• Problem
In your reply, reproduce every line of the data without any alteration.

Records drawn from a dataset:
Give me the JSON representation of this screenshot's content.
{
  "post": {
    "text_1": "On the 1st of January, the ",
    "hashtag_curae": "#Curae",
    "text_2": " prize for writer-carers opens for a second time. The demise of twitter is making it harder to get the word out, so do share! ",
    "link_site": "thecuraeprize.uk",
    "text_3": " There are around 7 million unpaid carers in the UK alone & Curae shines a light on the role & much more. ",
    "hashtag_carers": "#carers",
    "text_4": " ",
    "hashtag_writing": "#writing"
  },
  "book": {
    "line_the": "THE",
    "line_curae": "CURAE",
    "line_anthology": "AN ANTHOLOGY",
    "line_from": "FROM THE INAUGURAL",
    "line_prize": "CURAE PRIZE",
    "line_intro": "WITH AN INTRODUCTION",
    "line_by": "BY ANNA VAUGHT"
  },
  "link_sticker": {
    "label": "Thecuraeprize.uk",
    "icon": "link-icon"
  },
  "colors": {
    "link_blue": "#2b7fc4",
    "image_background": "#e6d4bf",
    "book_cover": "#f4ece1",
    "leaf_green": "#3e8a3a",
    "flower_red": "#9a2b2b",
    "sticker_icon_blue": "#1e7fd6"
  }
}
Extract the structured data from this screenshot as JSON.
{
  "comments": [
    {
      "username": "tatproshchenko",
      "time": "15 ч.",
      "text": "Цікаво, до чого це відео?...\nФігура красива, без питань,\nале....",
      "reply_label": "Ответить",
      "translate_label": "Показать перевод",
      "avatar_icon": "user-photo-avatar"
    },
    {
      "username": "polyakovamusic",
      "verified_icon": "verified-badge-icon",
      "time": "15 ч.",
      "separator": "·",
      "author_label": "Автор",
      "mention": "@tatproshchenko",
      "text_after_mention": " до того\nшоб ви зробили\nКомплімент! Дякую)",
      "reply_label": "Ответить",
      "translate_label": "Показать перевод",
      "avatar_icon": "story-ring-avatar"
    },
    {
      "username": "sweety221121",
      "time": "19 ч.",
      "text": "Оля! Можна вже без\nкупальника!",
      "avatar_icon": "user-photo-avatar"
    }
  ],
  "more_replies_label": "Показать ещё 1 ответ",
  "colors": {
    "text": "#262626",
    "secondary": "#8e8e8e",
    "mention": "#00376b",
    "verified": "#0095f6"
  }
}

• Response for this exercise
Give me the JSON representation of this screenshot's content.
{
  "post": {
    "text_1": "On the 1st of January, the ",
    "hashtag_curae": "#Curae",
    "text_2": " prize for writer-carers opens for a second time. The demise of twitter is making it harder to get the word out, so do share! ",
    "link_site": "thecuraeprize.uk",
    "text_3": " There are around 7 million unpaid carers in the UK alone & Curae shines a light on the role & much more. ",
    "hashtag_carers": "#carers",
    "text_4": " ",
    "hashtag_writing": "#writing"
  },
  "book": {
    "line_the": "THE",
    "line_curae": "CURAE",
    "line_anthology": "AN ANTHOLOGY",
    "line_from": "FROM THE INAUGURAL",
    "line_prize": "CURAE PRIZE",
    "line_intro": "WITH AN INTRODUCTION",
    "line_by": "BY ANNA VAUGHT"
  },
  "link_sticker": {
    "label": "Thecuraeprize.uk",
    "icon": "link-icon"
  },
  "colors": {
    "link_blue": "#2b7fc4",
    "image_background": "#e6d4bf",
    "book_cover": "#f4ece1",
    "leaf_green": "#3e8a3a",
    "flower_red": "#9a2b2b",
    "sticker_icon_blue": "#1e7fd6"
  }
}
Extract the structured data from this screenshot as JSON.
{
  "comments": [
    {
      "username": "tatproshchenko",
      "time": "15 ч.",
      "text": "Цікаво, до чого це відео?...\nФігура красива, без питань,\nале....",
      "reply_label": "Ответить",
      "translate_label": "Показать перевод",
      "avatar_icon": "user-photo-avatar"
    },
    {
      "username": "polyakovamusic",
      "verified_icon": "verified-badge-icon",
      "time": "15 ч.",
      "separator": "·",
      "author_label": "Автор",
      "mention": "@tatproshchenko",
      "text_after_mention": " до того\nшоб ви зробили\nКомплімент! Дякую)",
      "reply_label": "Ответить",
      "translate_label": "Показать перевод",
      "avatar_icon": "story-ring-avatar"
    },
    {
      "username": "sweety221121",
      "time": "19 ч.",
      "text": "Оля! Можна вже без\nкупальника!",
      "avatar_icon": "user-photo-avatar"
    }
  ],
  "more_replies_label": "Показать ещё 1 ответ",
  "colors": {
    "text": "#262626",
    "secondary": "#8e8e8e",
    "mention": "#00376b",
    "verified": "#0095f6"
  }
}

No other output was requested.